What to do:
Whenever the word "value" appears in a line of the data below, copy that line.

Material for this task:

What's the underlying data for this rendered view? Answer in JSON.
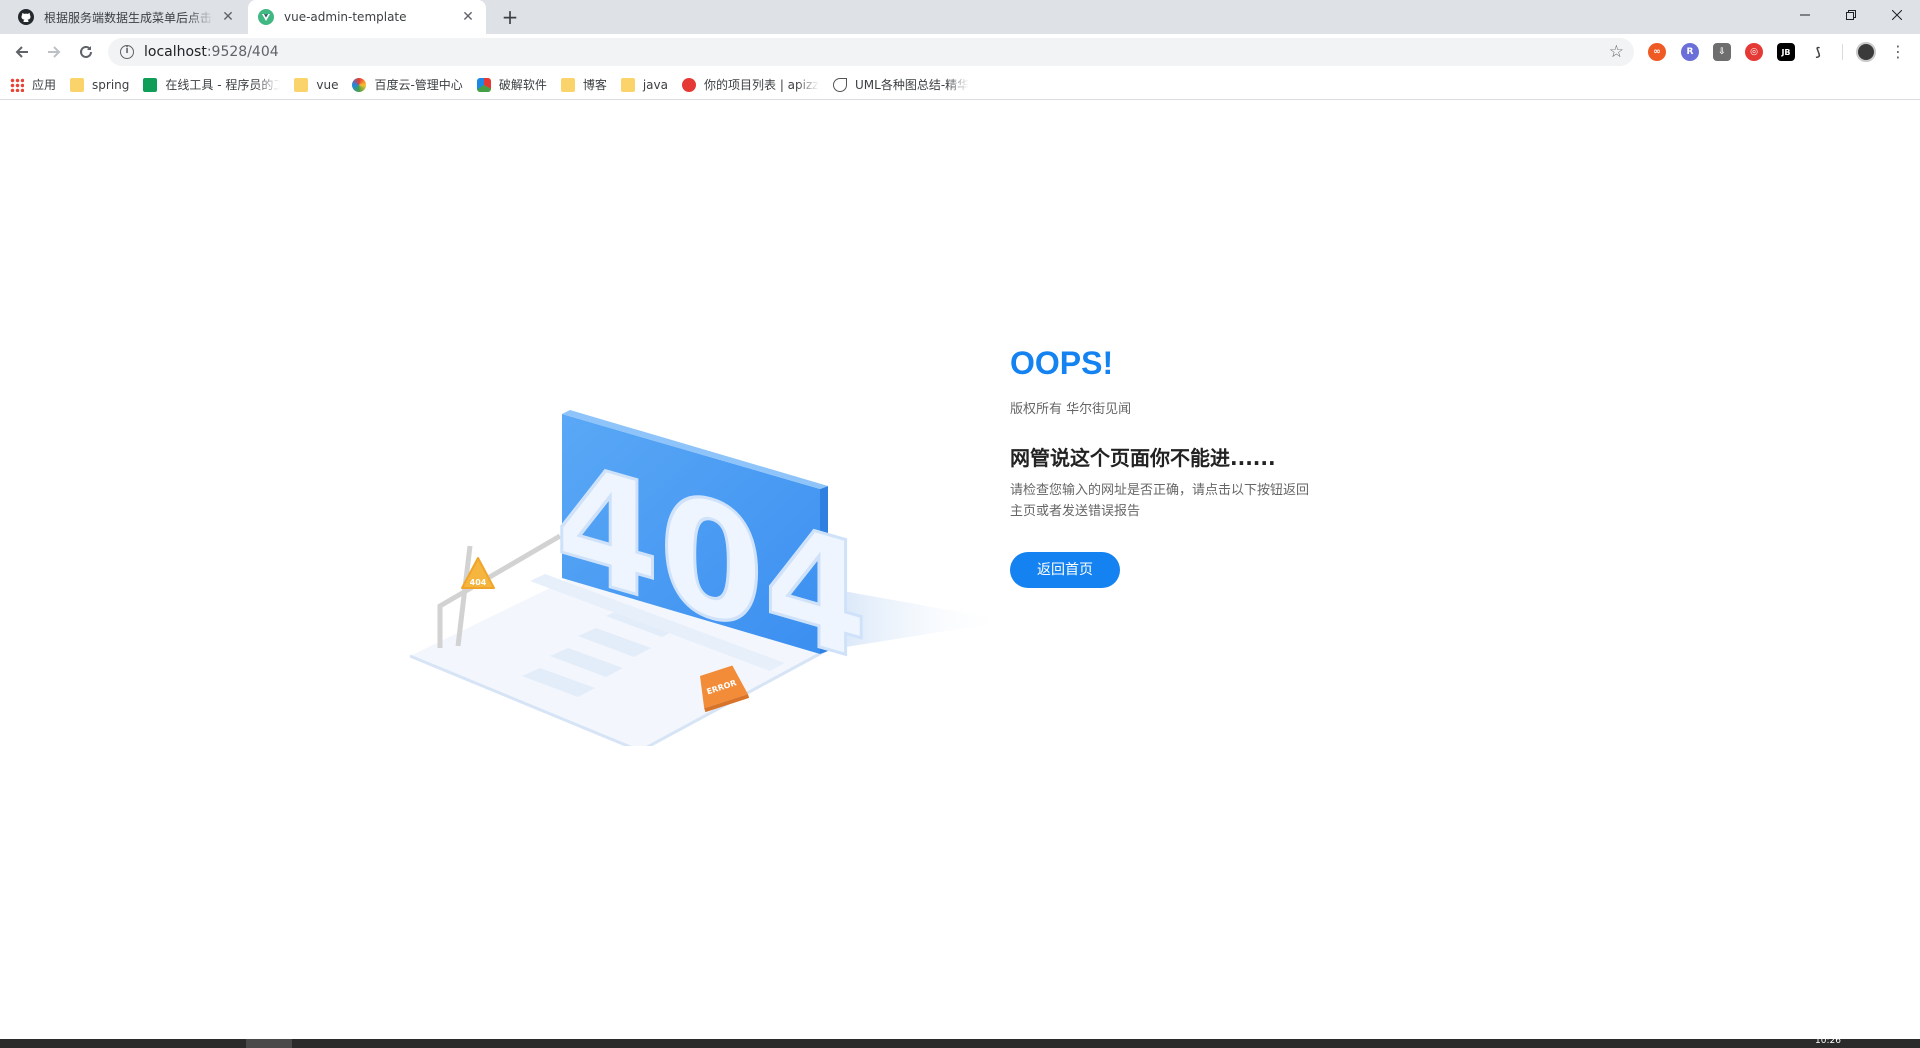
{
  "browser": {
    "tabs": [
      {
        "title": "根据服务端数据生成菜单后点击",
        "icon": "github-icon",
        "active": false
      },
      {
        "title": "vue-admin-template",
        "icon": "vue-icon",
        "active": true
      }
    ],
    "new_tab_label": "+",
    "address": {
      "host": "localhost",
      "path": ":9528/404"
    },
    "extensions": [
      "∞",
      "R",
      "⇩",
      "◎",
      "JB",
      "⟆"
    ]
  },
  "bookmarks": [
    {
      "label": "应用",
      "icon": "apps-icon"
    },
    {
      "label": "spring",
      "icon": "folder-icon"
    },
    {
      "label": "在线工具 - 程序员的工具箱",
      "icon": "tool-icon"
    },
    {
      "label": "vue",
      "icon": "folder-icon"
    },
    {
      "label": "百度云-管理中心",
      "icon": "baidu-icon"
    },
    {
      "label": "破解软件",
      "icon": "crack-icon"
    },
    {
      "label": "博客",
      "icon": "folder-icon"
    },
    {
      "label": "java",
      "icon": "folder-icon"
    },
    {
      "label": "你的项目列表 | apizza",
      "icon": "apizza-icon"
    },
    {
      "label": "UML各种图总结-精华",
      "icon": "uml-icon"
    }
  ],
  "page": {
    "illustration": {
      "big_number": "404",
      "sign_text": "404",
      "cone_text": "ERROR",
      "colors": {
        "panel": "#4a9cf2",
        "panel_side": "#2f80e0",
        "floor": "#eef4fc"
      }
    },
    "oops": "OOPS!",
    "copyright": "版权所有 华尔街见闻",
    "headline": "网管说这个页面你不能进......",
    "info": "请检查您输入的网址是否正确，请点击以下按钮返回主页或者发送错误报告",
    "home_button": "返回首页",
    "accent_color": "#1482f0"
  },
  "taskbar": {
    "clock": "10:26"
  }
}
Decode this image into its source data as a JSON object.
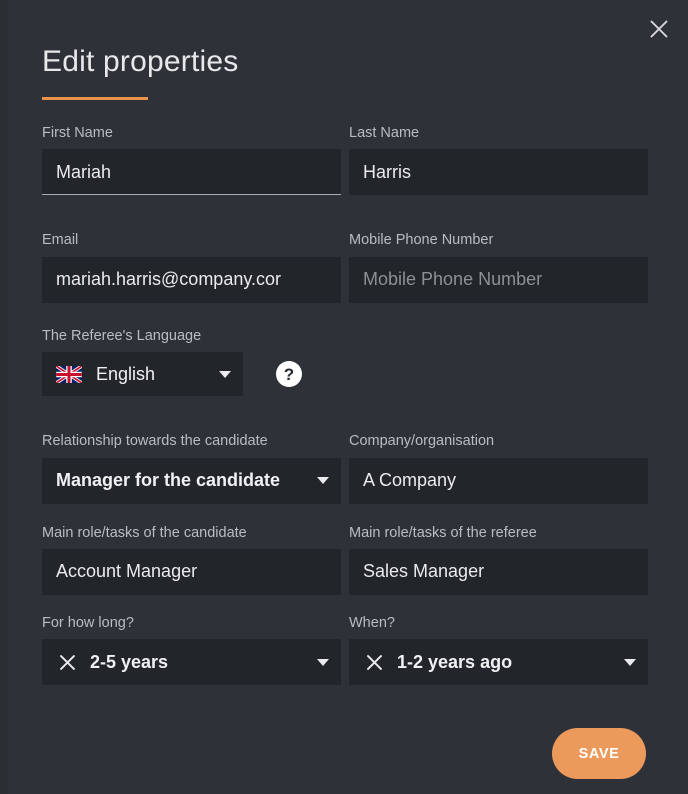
{
  "dialog": {
    "title": "Edit properties",
    "close_icon": "close-icon",
    "accent_color": "#e8924a",
    "background_color": "#2e3238",
    "field_background_color": "#222529"
  },
  "fields": {
    "first_name": {
      "label": "First Name",
      "value": "Mariah",
      "focused": true
    },
    "last_name": {
      "label": "Last Name",
      "value": "Harris",
      "focused": false
    },
    "email": {
      "label": "Email",
      "value": "mariah.harris@company.cor",
      "focused": false
    },
    "mobile_phone": {
      "label": "Mobile Phone Number",
      "value": "",
      "placeholder": "Mobile Phone Number",
      "focused": false
    },
    "language": {
      "label": "The Referee's Language",
      "value": "English",
      "flag_icon": "uk-flag-icon",
      "help_icon": "help-question-icon",
      "help_label": "?"
    },
    "relationship": {
      "label": "Relationship towards the candidate",
      "value": "Manager for the candidate"
    },
    "company": {
      "label": "Company/organisation",
      "value": "A Company"
    },
    "candidate_role": {
      "label": "Main role/tasks of the candidate",
      "value": "Account Manager"
    },
    "referee_role": {
      "label": "Main role/tasks of the referee",
      "value": "Sales Manager"
    },
    "duration": {
      "label": "For how long?",
      "value": "2-5 years",
      "clear_icon": "clear-x-icon"
    },
    "when": {
      "label": "When?",
      "value": "1-2 years ago",
      "clear_icon": "clear-x-icon"
    }
  },
  "footer": {
    "save_label": "SAVE",
    "save_color": "#eb9a5c"
  }
}
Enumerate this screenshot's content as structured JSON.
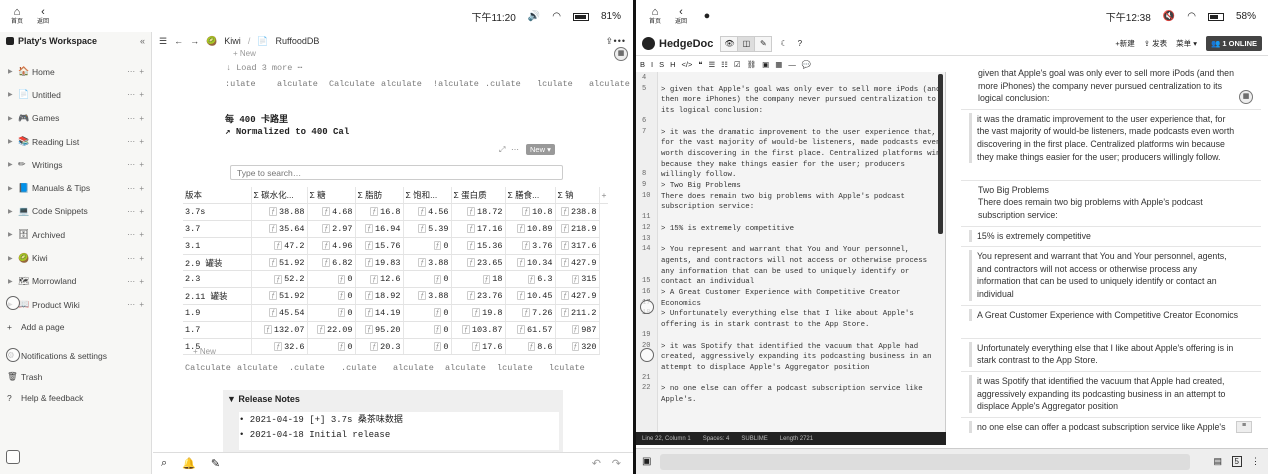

Reply to the task:
      "value": "Mariah",
      "value": "Harris",
      "value": "mariah.harris@company.cor",
      "value": "",
      "value": "English",
      "value": "Manager for the candidate"
      "value": "A Company"
      "value": "Account Manager"
      "value": "Sales Manager"
      "value": "2-5 years",
      "value": "1-2 years ago",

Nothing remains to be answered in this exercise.